By Jared Chausow
By Katie Toth
By Elizabeth Flock
By Albert Samaha
By Anna Merlan
By Jon Campbell
By Jon Campbell
By Albert Samaha
By every measure, we are in for a long, hard winter, one that has already turned punishingly cold on the streets, in City Hall, and in Albany. It is colder yet for thousands suddenly out of work, sucked under by Wall Street's grasping greed. Others, who never knew the security of a decent, steady job even before this savage downturn, face the severing of government lifelines as politicians scramble to slice their budgets, starting from the bottom up.
All of which is good reason to take a moment to give thanks to those in the city's trenches who have quietly gone about the tough, everyday work of remedying inequality, as well as those who have stood tall against abuses of power. Their deeds ennoble this city more than a trainload of the fatuous celebrities who soak up so much of the media's attentions. Late Voice writer Jack Newfield began this Thanksgiving tradition in 1976, in the depths of the city's last fiscal crisis, a time when the powerbrokers were again working overtime to remake New York in their own image. Newfield called his honor roll an ode to "heroes and heroines, the sung, and the unsung." Here are just a few of the many New Yorkers who deserve a round of such applause.
Eight years before Barack Obama graduated from Harvard Law School with a vague yearning to do some good in the world, another young African-American with a brand-new Harvard Law degree in his pocket moved to Harlem. James O'Neal knew that he wanted to help high school students learn about the law and prepare for college. In 1983, O'Neal launched Legal Outreach, a program that today boasts a 100 percent high school graduation rate (the citywide rate is 52 percent). Two-thirds of its students have won admission to top colleges. A whopping 14 percent have gone on to law school—a group that may include the next Barack Obama.
Andy Scherer is another lawyer making a daily difference. Scherer has spent 30 years at Legal Services of New York. He started in the late '70s representing tenants in the Bronx Housing Court, a true trial by fire because arson was a frequent eviction tool. He's served as the program's executive director since 2001, battling to ensure that New Yorkers faced with loss of homes, income, and their families don't go without adequate legal representation.

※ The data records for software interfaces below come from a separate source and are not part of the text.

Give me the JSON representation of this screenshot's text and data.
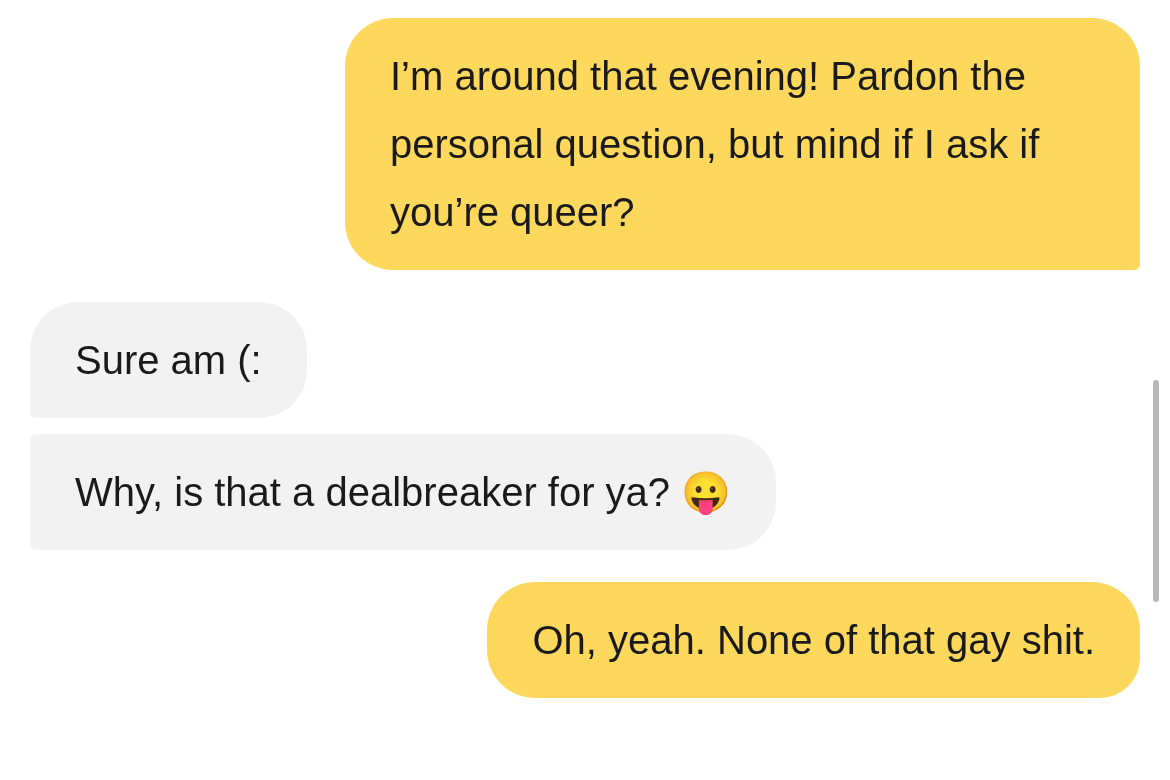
{
  "messages": [
    {
      "kind": "sent",
      "text": "I’m around that evening! Pardon the personal question, but mind if I ask if you’re queer?"
    },
    {
      "kind": "received",
      "text": "Sure am (:"
    },
    {
      "kind": "received",
      "text": "Why, is that a dealbreaker for ya? 😛"
    },
    {
      "kind": "sent",
      "text": "Oh, yeah. None of that gay shit."
    }
  ]
}
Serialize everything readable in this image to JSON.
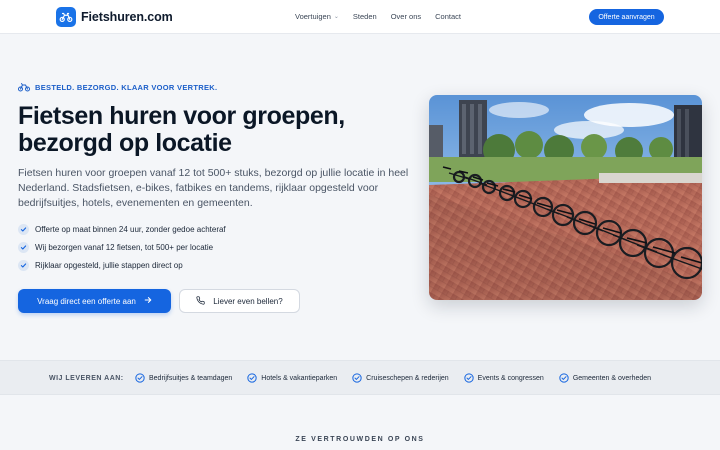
{
  "header": {
    "brand": "Fietshuren.com",
    "nav": [
      {
        "label": "Voertuigen",
        "has_dropdown": true
      },
      {
        "label": "Steden"
      },
      {
        "label": "Over ons"
      },
      {
        "label": "Contact"
      }
    ],
    "cta_label": "Offerte aanvragen"
  },
  "hero": {
    "eyebrow": "BESTELD. BEZORGD. KLAAR VOOR VERTREK.",
    "title_line1": "Fietsen huren voor groepen,",
    "title_line2": "bezorgd op locatie",
    "subtitle": "Fietsen huren voor groepen vanaf 12 tot 500+ stuks, bezorgd op jullie locatie in heel Nederland. Stadsfietsen, e-bikes, fatbikes en tandems, rijklaar opgesteld voor bedrijfsuitjes, hotels, evenementen en gemeenten.",
    "checks": [
      "Offerte op maat binnen 24 uur, zonder gedoe achteraf",
      "Wij bezorgen vanaf 12 fietsen, tot 500+ per locatie",
      "Rijklaar opgesteld, jullie stappen direct op"
    ],
    "primary_cta": "Vraag direct een offerte aan",
    "secondary_cta": "Liever even bellen?"
  },
  "band": {
    "label": "WIJ LEVEREN AAN:",
    "items": [
      "Bedrijfsuitjes & teamdagen",
      "Hotels & vakantieparken",
      "Cruiseschepen & rederijen",
      "Events & congressen",
      "Gemeenten & overheden"
    ]
  },
  "trusted_heading": "ZE VERTROUWDEN OP ONS",
  "colors": {
    "accent": "#1565e0",
    "eyebrow": "#1c5fc9",
    "text": "#0f1b2d",
    "background": "#f4f6f9"
  },
  "icons": {
    "brand": "bike-icon",
    "check": "check-icon",
    "arrow": "arrow-right-icon",
    "phone": "phone-icon",
    "badge": "check-badge-icon"
  }
}
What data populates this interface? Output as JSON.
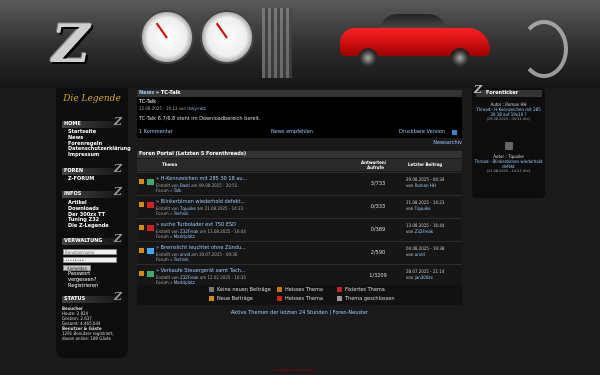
{
  "left": {
    "legend": "Die Legende",
    "home_header": "HOME",
    "home_items": [
      "Startseite",
      "News",
      "Forenregeln",
      "Datenschutzerklärung",
      "Impressum"
    ],
    "foren_header": "FOREN",
    "foren_items": [
      "Z-FORUM"
    ],
    "infos_header": "INFOS",
    "infos_items": [
      "Artikel",
      "Downloads",
      "Der 300zx TT",
      "Tuning Z32",
      "Die Z-Legende"
    ],
    "login_header": "VERWALTUNG",
    "username_placeholder": "Benutzername",
    "password_value": "••••••••",
    "login_button": "Anmelden",
    "forgot": [
      "Passwort",
      "vergessen?",
      "Registrieren"
    ],
    "status_header": "STATUS",
    "status_lines": [
      "Besucher",
      "Heute:   2.824",
      "Gestern: 2.637",
      "Gesamt: 4.465.044",
      "Benutzer & Gäste",
      "1291 Benutzer registriert,",
      "davon online: 189 Gäste"
    ]
  },
  "main": {
    "crumb_a": "News",
    "crumb_b": "» TC-Talk",
    "news_title": "TC-Talk",
    "news_date": "22.08.2025 - 14:13 von",
    "news_author": "ricky-rotz",
    "news_body": "TC-Talk 6.7/6.8 steht im Downloadbereich bereit.",
    "comment_link": "1 Kommentar",
    "recommend_link": "News empfehlen",
    "print_link": "Druckbare Version",
    "archive_link": "Newsarchiv",
    "forum_header": "Foren Portal (Letzten 5 Forenthreads)",
    "col_thema": "Thema",
    "col_answers": "Antworten/",
    "col_answers2": "Aufrufe",
    "col_last": "Letzter Beitrag",
    "rows": [
      {
        "title": "» H-Kennzeichen mit 285 30 18 au...",
        "created": "Erstellt von",
        "by": "Basti",
        "date": "am 09.08.2025 - 20:55",
        "forum": "Forum »",
        "forum_name": "Talk",
        "count": "3/733",
        "last_date": "29.08.2025 - 04:34",
        "last_by": "Roman HH",
        "icon": "#4a6"
      },
      {
        "title": "» Blinkerbirnen wiederhold defekt...",
        "created": "Erstellt von",
        "by": "Tquuike",
        "date": "am 21.08.2025 - 14:23",
        "forum": "Forum »",
        "forum_name": "Technik",
        "count": "0/333",
        "last_date": "21.08.2025 - 14:23",
        "last_by": "Tquuike",
        "icon": "#c22"
      },
      {
        "title": "» suche Turbolader evt 750 ESD",
        "created": "Erstellt von",
        "by": "Z32Freak",
        "date": "am 13.08.2025 - 16:44",
        "forum": "Forum »",
        "forum_name": "Marktplatz",
        "count": "0/389",
        "last_date": "13.08.2025 - 16:44",
        "last_by": "Z32Freak",
        "icon": "#c22"
      },
      {
        "title": "» Bremslicht leuchtet ohne Zündu...",
        "created": "Erstellt von",
        "by": "arvid",
        "date": "am 30.07.2025 - 09:36",
        "forum": "Forum »",
        "forum_name": "Technik",
        "count": "2/590",
        "last_date": "04.08.2025 - 19:38",
        "last_by": "arvid",
        "icon": "#4af"
      },
      {
        "title": "» Verkaufe Steuergerät samt Tach...",
        "created": "Erstellt von",
        "by": "Z32Freak",
        "date": "am 12.02.2025 - 16:35",
        "forum": "Forum »",
        "forum_name": "Marktplatz",
        "count": "1/3209",
        "last_date": "28.07.2025 - 21:14",
        "last_by": "jan300zx",
        "icon": "#4a6"
      }
    ],
    "key": [
      "Keine neuen Beiträge",
      "Heisses Thema",
      "Fixiertes Thema",
      "Neue Beiträge",
      "Heisses Thema",
      "Thema geschlossen"
    ],
    "footer_a": "Aktive Themen der letzten 24 Stunden",
    "footer_sep": " | ",
    "footer_b": "Foren-Neuster"
  },
  "ticker": {
    "header": "Forenticker",
    "e1_author": "Autor : Roman HH",
    "e1_title": "Thread - H-Kennzeichen mit 285 30 18 auf 19x10 ?",
    "e1_date": "(29.08.2025 - 04:34 Uhr)",
    "e2_author": "Autor : Tquuike",
    "e2_title": "Thread - Blinkerbirnen wiederhold defekt",
    "e2_date": "(21.08.2025 - 14:23 Uhr)"
  },
  "footer_text": "POWERED BY PHP-FUSION"
}
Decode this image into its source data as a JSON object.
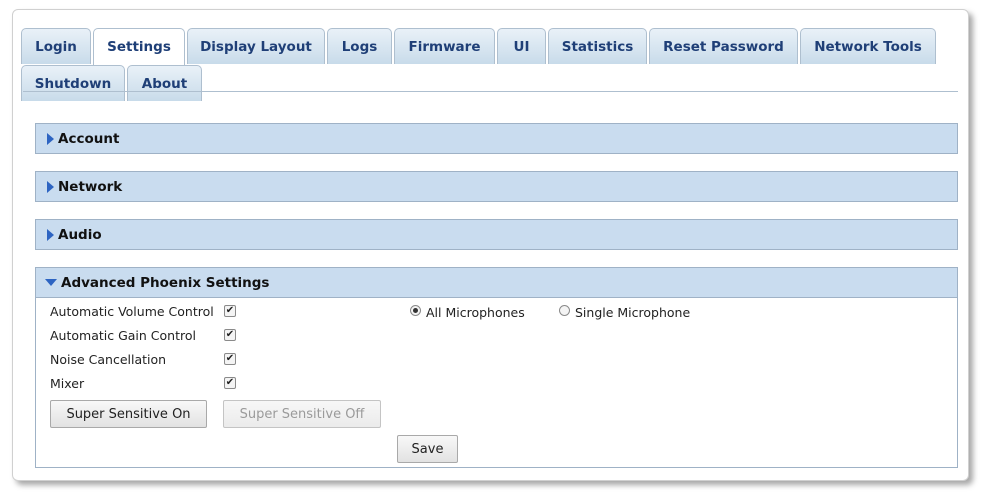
{
  "tabs_row1": [
    "Login",
    "Settings",
    "Display Layout",
    "Logs",
    "Firmware",
    "UI",
    "Statistics",
    "Reset Password",
    "Network Tools"
  ],
  "tabs_row2": [
    "Shutdown",
    "About"
  ],
  "active_tab": "Settings",
  "panels": {
    "account": "Account",
    "network": "Network",
    "audio": "Audio",
    "advanced": "Advanced Phoenix Settings"
  },
  "advanced": {
    "options": [
      {
        "label": "Automatic Volume Control",
        "checked": true
      },
      {
        "label": "Automatic Gain Control",
        "checked": true
      },
      {
        "label": "Noise Cancellation",
        "checked": true
      },
      {
        "label": "Mixer",
        "checked": true
      }
    ],
    "mic_mode": {
      "all_label": "All Microphones",
      "single_label": "Single Microphone",
      "selected": "all"
    },
    "super_sensitive_on_label": "Super Sensitive On",
    "super_sensitive_off_label": "Super Sensitive Off",
    "save_label": "Save"
  },
  "colors": {
    "tab_text": "#1f3f77",
    "panel_bg": "#c9dcef",
    "arrow": "#2d64c2"
  }
}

Former city deputy budget director Barbara Turk is not only one of the smartest ex–city officials, but she's also one of the few to put her brains and talent into neighborhood improvement, rather than high-paid private employment. When the Brooklyn YWCA on Atlantic Avenue fell on hard times a few years ago, Turk stepped in to help turn it around. Today, Turk is a roving expert troubleshooter for Community Resource Exchange, which assists local grassroots organizations.
Ana Aguirre, a dedicated health educator, directs one of the city's best-kept secrets: United Community Centers, in Brooklyn's East New York. In the midst of one of New York's toughest neighborhoods, UCC runs a successful day care and after-school program, as well as an astonishing urban farm that teaches local youngsters how healthy food is grown and offers affordable and nutritious produce for residents.
Alex Truesdell runs an extraordinary program called Adaptive Design, which uses common, everyday materials like cardboard and plastic to fashion pricelessly effective, custom-made devices to assist children with severe physical disabilities. In a society that squanders billions on overpriced medical equipment, her West Side workshop produces daily small wonders at low cost, while fighting a constant battle for its own funding.
Since the '70s, public-health advocate Judy Wessler has been on an often lonely mission to defend the city's magnificent chain of public hospitals and clinics, while also making them accountable to those they serve. Wessler's Commission on the Public's Health System goes to bat for the 1.6 million New Yorkers without health insurance and is a vigilant watchdog on government to ensure adequate funding.
The Lower East Side has a long history of great organizers, and one of the inheritors of that tradition is Damaris Reyes, leader of the housing- and tenant-assistance group GOLES—Good Old Lower East Side. Reyes lives in Baruch Houses, the sprawling public-housing project by the FDR Drive, where she was born and raised. She regularly fights evictions on behalf of those living in public housing and those battling with private landlords. She has also battled for wage justice, helping to win a $1.4 million settlement this year for employees cheated by the downtown apparel retailer Yellow Rat Bastard.
A few years ago, an old friend named John DeWind grew tired of teaching college literature and went looking for tougher challenges. He found them in Brooklyn's public high schools, where his Comprehensive English Preparation Project offers one of the few independent creative-writing programs available. The program runs on a shoestring, yet produces and publishes remarkable prose and poetry from youths eager to find and stretch their own literary muscles.
Forty years after its founding by theater press agent and public citizen extraordinaire David Rothenberg, the Fortune Society remains one of the only institutions offering a hand up to ex-convicts trying to reintegrate into society. Directors JoAnne Page and Glenn Martin oversee a network of housing, incarceration alternatives, and education. It's why the state's corrections commissioner said recently he "could use 2,000" groups like it.